Observers used a modified Agitated Behavior Rating Scale (ABRS) to measure the frequency and intensity of agitated behavior such as rhythmic, purposeless movements of the hands, mumbling and continuous questions, and walking aimlessly.
Six nursing students, blinded to the study, served as the observers, recording behaviors on the ABRS every 20 minutes, from 8 a.m. to 6 p.m. daily, on a palm-top computer, with a total of 630 observations per subject.
Data collection occurred for 16 days, three of which included sessions of Therapeutic Touch, with an 18-day “wash-out” period, followed by three more days of observations in a “post-wash-out” period.
Therapeutic Touch was provided by the principal investigator to each participant for five-to-seven minutes, twice a day, on days 5-7 of the study, between 10-11:30 a.m. and 3-4:30 p.m.
Therapeutic Touch, state the study’s authors, “is an intentionally directed process during which the practitioner uses the hands as a focus to facilitate the healing process.”
Results of the study showed a significant decrease in overall agitated behavior, especially vocalization and pacing/walking, which together made up 60 percent of the agitated behavior in these participants. The biggest decrease happened during the three days of Therapeutic Touch.
There were no significant changes for salivary or urine cortisol during this study.
“The current study, supported by previous work, suggests that [T]herapeutic [T]ouch, as an intervention that is easy to teach and readily learned, can decrease the frequency and intensity of vocalization and pacing,” state the study’s authors.

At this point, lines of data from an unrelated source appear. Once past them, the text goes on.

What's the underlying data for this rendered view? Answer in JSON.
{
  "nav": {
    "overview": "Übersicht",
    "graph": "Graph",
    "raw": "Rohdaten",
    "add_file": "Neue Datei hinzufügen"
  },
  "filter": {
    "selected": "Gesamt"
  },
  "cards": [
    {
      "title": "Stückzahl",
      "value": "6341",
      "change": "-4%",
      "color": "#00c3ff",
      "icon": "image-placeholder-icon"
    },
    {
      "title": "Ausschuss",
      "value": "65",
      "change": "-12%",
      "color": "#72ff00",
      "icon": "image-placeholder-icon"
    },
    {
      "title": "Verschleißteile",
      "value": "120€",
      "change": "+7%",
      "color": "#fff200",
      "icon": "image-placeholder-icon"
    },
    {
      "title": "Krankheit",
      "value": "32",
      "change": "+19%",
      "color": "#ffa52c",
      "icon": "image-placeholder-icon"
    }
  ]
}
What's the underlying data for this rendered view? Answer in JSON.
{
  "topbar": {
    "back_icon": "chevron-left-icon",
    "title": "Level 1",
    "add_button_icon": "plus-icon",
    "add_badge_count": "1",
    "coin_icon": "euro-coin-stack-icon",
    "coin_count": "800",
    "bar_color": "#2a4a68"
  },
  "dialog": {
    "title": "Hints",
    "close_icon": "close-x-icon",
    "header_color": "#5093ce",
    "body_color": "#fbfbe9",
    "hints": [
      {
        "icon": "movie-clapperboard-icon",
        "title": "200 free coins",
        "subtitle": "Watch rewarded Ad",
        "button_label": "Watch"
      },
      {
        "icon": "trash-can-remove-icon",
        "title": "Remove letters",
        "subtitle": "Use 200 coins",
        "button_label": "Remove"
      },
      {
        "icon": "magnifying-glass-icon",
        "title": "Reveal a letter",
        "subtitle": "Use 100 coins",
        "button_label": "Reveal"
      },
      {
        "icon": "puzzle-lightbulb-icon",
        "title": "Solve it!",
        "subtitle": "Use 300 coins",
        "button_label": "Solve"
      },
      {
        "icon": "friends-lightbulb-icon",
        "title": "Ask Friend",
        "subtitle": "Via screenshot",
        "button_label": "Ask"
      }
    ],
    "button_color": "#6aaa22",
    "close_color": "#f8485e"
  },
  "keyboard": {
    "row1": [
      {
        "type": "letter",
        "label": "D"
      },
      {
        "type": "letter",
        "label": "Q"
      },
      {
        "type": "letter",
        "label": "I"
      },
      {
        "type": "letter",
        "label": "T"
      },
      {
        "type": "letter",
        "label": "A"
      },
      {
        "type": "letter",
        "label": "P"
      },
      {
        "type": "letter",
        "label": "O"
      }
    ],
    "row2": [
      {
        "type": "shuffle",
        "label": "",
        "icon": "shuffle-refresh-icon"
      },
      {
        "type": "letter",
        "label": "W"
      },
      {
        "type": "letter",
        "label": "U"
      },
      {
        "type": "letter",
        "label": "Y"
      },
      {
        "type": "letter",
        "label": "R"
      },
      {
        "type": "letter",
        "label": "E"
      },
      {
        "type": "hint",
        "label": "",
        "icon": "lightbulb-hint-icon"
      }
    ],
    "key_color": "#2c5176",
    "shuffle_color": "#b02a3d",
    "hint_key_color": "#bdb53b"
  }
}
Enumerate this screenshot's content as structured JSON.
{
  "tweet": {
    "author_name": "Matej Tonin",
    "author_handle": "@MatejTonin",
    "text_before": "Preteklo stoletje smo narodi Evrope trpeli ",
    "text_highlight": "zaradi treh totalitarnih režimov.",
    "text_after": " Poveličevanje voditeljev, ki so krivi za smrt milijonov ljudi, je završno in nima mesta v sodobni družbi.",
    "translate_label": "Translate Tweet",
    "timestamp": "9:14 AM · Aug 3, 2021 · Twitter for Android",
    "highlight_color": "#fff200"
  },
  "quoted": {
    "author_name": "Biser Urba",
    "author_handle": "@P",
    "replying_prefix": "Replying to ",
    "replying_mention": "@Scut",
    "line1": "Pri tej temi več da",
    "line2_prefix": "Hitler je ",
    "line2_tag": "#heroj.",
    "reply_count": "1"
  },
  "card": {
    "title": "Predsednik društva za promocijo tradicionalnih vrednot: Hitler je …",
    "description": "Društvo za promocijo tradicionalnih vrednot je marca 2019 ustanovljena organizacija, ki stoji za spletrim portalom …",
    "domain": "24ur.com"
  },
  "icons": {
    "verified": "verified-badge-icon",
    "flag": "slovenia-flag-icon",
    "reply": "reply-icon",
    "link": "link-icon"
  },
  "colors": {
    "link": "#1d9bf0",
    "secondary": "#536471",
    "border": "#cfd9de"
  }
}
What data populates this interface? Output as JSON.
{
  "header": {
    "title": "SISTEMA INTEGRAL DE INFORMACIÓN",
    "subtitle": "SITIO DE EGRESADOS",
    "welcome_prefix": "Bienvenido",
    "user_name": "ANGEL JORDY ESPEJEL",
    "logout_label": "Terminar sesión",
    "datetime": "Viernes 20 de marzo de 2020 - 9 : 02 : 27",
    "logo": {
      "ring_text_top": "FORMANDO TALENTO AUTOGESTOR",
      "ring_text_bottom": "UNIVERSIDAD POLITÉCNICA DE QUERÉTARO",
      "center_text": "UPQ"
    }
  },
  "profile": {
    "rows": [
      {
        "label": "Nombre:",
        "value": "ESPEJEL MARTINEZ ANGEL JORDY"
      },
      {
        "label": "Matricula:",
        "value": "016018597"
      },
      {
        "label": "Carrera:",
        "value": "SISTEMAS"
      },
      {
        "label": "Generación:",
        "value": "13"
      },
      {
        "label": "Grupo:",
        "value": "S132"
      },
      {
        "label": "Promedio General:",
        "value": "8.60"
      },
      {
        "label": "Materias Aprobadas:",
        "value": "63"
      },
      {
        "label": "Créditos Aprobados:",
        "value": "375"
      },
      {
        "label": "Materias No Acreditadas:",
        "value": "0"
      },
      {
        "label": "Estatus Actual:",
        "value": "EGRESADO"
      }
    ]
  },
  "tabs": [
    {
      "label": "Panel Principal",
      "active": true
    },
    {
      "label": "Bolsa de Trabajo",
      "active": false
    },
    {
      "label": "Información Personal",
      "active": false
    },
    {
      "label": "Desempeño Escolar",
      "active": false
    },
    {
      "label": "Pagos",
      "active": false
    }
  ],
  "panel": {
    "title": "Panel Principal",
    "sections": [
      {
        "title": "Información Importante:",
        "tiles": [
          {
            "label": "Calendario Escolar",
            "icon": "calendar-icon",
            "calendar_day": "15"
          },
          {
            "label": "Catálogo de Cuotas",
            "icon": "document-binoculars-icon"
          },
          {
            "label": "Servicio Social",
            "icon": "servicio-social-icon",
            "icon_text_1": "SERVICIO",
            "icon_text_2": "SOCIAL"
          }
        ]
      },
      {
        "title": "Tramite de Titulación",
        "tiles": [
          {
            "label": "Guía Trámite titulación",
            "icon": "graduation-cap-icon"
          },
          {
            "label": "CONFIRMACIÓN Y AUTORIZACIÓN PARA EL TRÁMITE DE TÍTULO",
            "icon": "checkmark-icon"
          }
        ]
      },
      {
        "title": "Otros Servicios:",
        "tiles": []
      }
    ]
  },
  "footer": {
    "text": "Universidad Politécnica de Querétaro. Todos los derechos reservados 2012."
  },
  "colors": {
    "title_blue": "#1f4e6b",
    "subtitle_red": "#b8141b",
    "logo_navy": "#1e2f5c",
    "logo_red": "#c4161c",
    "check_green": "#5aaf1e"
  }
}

Source: The University of Arkansas for Medical Sciences College of Nursing and the University of Washington Biobehavioral Nursing and Health Systems School of Nursing. Authors: Diana Lynn Woods, Ph.D., R.N., and Margaret Dimond, Ph.D., R.N. Originally published in Biological Research for Nursing, Vol. 4, No. 2, Oct. 2002, pp. 104-114.